In 2012, following the Sandy Hook Elementary School massacre in Connecticut, United States, a US congressman stated that America should follow Australia’s example on gun laws. Indeed, given the massive success of the Australian gun laws, it’s hard for us to understand why America doesn’t introduce the same sort of legislation. But would the same gun control policies work? The simple answer is – not necessarily.

Firstly, there is a significant difference in the speed of government action between the two countries. In 1996, John Howard managed to reach a consensus from all six Australian states to agree to and pass uniform sweeping gun control legislation in just 12 days. In the US, the general consensus from all 50 states is hard to fathom.
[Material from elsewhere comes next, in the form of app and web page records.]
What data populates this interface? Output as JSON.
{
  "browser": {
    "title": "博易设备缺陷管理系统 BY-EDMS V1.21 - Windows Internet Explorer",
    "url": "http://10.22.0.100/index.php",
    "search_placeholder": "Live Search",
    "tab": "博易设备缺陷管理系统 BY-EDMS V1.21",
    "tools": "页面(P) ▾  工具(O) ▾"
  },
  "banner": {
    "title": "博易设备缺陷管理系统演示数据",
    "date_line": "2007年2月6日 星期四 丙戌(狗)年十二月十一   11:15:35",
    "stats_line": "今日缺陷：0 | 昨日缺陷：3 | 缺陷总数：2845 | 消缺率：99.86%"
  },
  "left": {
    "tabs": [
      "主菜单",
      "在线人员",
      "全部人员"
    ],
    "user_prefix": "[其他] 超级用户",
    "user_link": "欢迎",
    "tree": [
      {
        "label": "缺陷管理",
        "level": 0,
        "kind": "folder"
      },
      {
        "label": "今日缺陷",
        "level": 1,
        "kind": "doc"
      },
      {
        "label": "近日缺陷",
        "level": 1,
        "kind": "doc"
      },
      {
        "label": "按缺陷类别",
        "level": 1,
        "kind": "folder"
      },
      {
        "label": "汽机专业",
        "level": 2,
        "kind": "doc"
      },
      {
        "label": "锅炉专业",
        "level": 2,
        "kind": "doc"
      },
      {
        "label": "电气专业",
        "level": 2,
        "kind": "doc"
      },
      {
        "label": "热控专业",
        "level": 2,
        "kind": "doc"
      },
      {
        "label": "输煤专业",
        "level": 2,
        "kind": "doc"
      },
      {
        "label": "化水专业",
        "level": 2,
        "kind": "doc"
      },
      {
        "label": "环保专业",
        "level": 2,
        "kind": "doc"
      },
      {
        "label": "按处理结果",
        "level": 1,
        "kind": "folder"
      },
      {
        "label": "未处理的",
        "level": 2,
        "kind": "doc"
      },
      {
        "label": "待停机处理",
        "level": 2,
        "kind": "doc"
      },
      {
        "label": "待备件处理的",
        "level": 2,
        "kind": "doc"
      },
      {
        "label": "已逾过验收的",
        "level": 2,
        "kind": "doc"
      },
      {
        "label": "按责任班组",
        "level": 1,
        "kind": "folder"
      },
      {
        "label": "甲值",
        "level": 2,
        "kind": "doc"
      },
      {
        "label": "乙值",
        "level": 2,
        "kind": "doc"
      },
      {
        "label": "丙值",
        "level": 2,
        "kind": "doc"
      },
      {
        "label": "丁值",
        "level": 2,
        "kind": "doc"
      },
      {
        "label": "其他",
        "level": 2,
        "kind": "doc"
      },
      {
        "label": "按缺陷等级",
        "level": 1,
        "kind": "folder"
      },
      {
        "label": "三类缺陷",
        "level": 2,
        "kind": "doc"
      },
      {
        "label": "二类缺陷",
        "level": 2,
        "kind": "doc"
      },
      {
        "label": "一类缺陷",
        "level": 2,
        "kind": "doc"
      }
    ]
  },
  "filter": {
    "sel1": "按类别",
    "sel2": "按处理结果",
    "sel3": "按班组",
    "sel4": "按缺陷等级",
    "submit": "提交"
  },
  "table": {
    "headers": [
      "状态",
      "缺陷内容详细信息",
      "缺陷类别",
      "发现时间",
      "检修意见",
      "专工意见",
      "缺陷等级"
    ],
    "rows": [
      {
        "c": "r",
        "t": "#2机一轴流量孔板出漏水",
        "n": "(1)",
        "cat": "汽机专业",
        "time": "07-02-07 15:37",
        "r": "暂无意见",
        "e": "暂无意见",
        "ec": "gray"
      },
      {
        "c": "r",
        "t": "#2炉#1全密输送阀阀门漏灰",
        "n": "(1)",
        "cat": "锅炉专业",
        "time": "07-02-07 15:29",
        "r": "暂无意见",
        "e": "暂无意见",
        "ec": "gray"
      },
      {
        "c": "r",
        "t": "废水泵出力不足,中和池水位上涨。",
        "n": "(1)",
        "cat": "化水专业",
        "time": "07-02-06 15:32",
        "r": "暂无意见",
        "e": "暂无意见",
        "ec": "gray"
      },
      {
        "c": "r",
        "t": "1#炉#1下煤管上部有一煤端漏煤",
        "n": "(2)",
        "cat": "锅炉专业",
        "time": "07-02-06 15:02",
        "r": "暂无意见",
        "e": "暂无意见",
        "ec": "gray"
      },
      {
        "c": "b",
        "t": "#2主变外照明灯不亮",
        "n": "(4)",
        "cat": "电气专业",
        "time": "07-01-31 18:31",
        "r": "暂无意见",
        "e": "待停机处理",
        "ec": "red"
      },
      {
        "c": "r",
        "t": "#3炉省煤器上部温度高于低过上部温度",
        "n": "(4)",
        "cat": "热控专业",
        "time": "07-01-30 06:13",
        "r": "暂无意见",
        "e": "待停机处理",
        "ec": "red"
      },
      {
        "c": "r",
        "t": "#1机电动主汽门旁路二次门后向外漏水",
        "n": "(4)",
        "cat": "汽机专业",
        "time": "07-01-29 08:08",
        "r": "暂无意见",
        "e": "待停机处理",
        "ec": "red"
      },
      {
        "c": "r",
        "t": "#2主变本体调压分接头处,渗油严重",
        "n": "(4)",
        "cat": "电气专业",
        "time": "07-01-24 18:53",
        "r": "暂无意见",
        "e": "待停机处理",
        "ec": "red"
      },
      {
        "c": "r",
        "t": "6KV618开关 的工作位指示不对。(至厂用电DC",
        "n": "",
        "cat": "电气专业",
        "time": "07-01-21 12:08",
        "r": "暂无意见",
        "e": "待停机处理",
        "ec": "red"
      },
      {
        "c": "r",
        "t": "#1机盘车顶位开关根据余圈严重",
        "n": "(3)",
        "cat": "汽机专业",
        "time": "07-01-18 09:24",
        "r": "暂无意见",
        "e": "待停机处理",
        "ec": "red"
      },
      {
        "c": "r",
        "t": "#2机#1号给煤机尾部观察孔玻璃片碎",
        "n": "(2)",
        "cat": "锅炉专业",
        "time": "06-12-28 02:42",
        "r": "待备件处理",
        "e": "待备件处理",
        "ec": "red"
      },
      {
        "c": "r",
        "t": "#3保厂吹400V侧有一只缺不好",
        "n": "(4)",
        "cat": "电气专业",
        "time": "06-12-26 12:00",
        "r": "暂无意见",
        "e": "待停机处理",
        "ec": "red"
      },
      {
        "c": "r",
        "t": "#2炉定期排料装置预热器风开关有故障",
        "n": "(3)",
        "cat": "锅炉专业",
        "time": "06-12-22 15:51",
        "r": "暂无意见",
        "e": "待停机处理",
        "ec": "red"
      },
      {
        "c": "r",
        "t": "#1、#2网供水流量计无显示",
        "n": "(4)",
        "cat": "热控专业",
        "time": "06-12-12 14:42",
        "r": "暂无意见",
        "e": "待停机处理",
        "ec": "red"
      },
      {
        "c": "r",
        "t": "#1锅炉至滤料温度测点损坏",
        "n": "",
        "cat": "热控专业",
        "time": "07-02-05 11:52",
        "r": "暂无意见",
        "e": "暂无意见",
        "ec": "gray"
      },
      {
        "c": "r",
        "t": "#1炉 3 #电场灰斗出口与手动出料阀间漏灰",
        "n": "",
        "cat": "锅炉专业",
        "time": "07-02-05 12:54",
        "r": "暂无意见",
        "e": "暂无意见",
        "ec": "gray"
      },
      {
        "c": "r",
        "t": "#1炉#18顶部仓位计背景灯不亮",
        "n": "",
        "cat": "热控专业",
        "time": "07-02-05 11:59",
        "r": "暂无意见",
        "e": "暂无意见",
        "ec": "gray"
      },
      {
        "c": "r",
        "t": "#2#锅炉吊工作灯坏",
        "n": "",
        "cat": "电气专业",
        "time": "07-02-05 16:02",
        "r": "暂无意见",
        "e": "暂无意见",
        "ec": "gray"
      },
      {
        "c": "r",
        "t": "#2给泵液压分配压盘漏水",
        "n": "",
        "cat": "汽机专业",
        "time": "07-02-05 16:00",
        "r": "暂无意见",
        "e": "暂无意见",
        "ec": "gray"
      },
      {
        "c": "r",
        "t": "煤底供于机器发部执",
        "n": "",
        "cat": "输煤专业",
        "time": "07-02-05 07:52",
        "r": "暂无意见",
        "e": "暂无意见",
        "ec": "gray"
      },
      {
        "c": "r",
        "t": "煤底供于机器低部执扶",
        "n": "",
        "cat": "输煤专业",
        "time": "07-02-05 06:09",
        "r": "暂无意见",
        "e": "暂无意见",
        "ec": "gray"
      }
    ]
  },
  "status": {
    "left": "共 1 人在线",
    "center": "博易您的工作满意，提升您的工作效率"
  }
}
The second – and bigger – the difference is the cultural mindset with regards to firearms, which is partly due to each country’s historical origins. While both countries were Great Britain’s colonies, only the US had to fight a Revolutionary War for its independence, after which the right to bear arms enshrined in its constitution. This post-colonial legacy certainly played its role in perpetuating the current gun culture in the US.
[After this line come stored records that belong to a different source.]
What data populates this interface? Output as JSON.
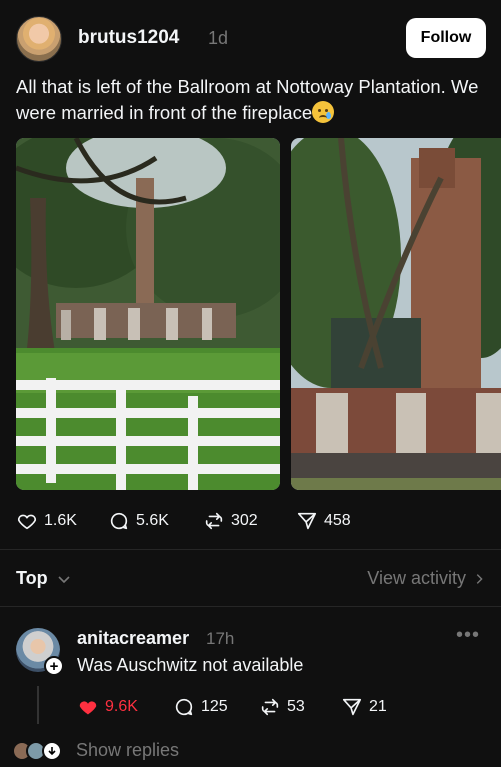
{
  "post": {
    "username": "brutus1204",
    "time": "1d",
    "follow_label": "Follow",
    "text": "All that is left of the Ballroom at Nottoway Plantation. We were married in front of the fireplace",
    "emoji": "crying-face"
  },
  "actions": {
    "likes": "1.6K",
    "comments": "5.6K",
    "reposts": "302",
    "shares": "458"
  },
  "sort": {
    "label": "Top",
    "view_activity": "View activity"
  },
  "reply": {
    "username": "anitacreamer",
    "time": "17h",
    "text": "Was Auschwitz not available",
    "likes": "9.6K",
    "comments": "125",
    "reposts": "53",
    "shares": "21",
    "liked": true
  },
  "show_replies": "Show replies",
  "colors": {
    "background": "#101010",
    "text": "#f3f5f7",
    "muted": "#777777",
    "like_red": "#ff3040"
  }
}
Americans certainly love guns. So did Australians before 1996. Although the deadliest, Port Arthur was not the first mass shooting Australia had experienced. The country saw nearly 150 people killed in the years running up to 1996 in mass shootings, and the national mood changed dramatically. Port Arthur was the straw that broke the camel’s back. Tim Fischer, who was Howard’s deputy in 1996 and instrumental in getting the new gun control legislation passed, is optimistic that meaningful change could come to the US too, when one mass shooting really tips the balance and the silent majority springs into action.

The Economics Of Guns

For an industry that contributes only $42.9 billion or 0.24% to the US GDP, yet fails to cover even 1/7 of the costs of violence that ensues from its unchecked users, in which gun violence costs upwards of $229 billion, approximately 1.3% of the nation’s total GDP. Clearly, the failure to implement stronger gun reform is not only a waste of economic resources and taxpayers money, but simply results in a complete waste of life.

The CAINZ Digest is published by CAINZ, a student society affiliated with the Faculty of Business at the University of Melbourne. Opinions published are not necessarily those of the publishers, printers or editors. CAINZ and the University of Melbourne do not accept any responsibility for the accuracy of information contained in the publication.

Meet our authors:

Neala Guo

Huishan Feng

Nicholas Bea
Shreya Sharma